And it would have helped the independence cause. If a government can achieve the day-to-day stuff, maybe it is worth hearing out when it comes to pensions, currency, and that long list of other known unknowns.

But even this Scottish Government cannot take all the blame for a bad Saturday in Ardrossan. How did we, a country that gave so much to the world, come to limit our horizons so much? If we don’t fix what ails us, what kind of Scotland are we leaving for future generations?

Long story short: we gave up on the Saturday, went home and came back the next day. Everyone made it over eventually, despite further cancellations, this time due to staff not turning up. Like many others they are scunnered with the service, only they get the brunt of the complaints. I was ashamed to see posters asking passengers to please remember that staff, too, just want to get home safely.

That Saturday did it for me. No more Arran. Don’t need the stress. Plenty of places to go on the mainland.

Then Arran worked its magic. In defiance of all forecasts the sun came out and stayed. Great times were had by all at the swingparks and on the beach. Pizza from The Parlour, a toastie from Little Rock Cafe, anything from Wooleys the baker. Another round of crazy golf? You’d be mad not to.

Believe the hype: Arran is Scotland in miniature. Paradise on the doorstep. But first you need to get there, and that’s a matter of cold hard practicality, of making the basics work.

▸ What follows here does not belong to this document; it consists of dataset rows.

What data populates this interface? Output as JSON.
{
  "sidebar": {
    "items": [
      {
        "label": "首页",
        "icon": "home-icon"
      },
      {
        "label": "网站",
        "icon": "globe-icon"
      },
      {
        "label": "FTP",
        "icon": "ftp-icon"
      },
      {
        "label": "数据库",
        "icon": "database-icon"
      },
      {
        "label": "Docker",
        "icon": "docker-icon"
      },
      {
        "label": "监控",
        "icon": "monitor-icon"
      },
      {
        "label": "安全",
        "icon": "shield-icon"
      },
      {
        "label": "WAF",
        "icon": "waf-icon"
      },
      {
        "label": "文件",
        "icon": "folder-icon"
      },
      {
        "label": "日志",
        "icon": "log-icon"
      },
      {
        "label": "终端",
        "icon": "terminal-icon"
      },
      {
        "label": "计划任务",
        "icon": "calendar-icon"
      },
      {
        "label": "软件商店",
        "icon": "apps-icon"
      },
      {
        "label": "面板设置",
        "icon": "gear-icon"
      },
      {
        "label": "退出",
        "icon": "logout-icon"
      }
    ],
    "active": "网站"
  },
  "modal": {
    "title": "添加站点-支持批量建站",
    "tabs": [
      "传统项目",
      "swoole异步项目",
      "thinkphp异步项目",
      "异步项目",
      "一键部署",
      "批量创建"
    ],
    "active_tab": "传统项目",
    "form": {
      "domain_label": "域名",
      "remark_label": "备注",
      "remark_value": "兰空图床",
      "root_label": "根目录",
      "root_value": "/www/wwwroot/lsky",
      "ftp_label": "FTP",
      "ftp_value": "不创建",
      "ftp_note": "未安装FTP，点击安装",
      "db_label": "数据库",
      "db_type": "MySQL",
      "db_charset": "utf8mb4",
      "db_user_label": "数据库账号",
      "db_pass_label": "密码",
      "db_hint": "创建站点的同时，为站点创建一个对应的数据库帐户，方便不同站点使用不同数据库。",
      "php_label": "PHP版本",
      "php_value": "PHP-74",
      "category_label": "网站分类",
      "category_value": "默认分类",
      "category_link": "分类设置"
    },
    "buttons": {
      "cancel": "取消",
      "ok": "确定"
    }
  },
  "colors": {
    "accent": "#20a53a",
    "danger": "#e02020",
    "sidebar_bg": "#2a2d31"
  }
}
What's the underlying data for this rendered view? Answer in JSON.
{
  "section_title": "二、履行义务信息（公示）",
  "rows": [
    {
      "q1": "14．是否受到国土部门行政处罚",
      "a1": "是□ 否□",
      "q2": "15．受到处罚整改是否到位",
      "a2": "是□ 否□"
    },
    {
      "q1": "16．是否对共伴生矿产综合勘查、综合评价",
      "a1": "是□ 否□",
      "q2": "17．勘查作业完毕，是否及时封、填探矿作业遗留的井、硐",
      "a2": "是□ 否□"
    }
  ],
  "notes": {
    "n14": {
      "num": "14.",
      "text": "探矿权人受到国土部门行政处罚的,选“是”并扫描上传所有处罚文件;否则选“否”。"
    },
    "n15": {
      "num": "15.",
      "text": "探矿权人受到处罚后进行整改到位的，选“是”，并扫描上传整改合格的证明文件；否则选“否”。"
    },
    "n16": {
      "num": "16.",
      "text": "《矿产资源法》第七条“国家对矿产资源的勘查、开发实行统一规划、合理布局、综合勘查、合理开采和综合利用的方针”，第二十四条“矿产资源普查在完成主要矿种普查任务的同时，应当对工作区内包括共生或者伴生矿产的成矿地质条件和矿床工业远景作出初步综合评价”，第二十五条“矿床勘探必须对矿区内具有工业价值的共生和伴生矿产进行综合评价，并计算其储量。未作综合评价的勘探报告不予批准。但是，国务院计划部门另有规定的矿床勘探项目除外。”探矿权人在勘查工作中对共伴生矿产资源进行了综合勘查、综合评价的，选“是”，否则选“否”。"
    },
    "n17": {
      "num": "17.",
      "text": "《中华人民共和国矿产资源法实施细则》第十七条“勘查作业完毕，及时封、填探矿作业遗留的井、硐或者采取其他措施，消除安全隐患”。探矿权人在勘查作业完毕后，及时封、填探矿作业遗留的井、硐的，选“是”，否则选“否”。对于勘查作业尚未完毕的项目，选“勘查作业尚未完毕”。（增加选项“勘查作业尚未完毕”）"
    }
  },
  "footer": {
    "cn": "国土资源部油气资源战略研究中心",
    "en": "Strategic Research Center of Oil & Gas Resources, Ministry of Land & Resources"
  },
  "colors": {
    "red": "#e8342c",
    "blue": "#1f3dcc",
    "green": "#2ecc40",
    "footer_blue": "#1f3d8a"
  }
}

Of course we’ll be back next year. Arran has been reprieved by popular demand, and with everything crossed that can be crossed we will once more travel in hope. The dream shall never die, right enough.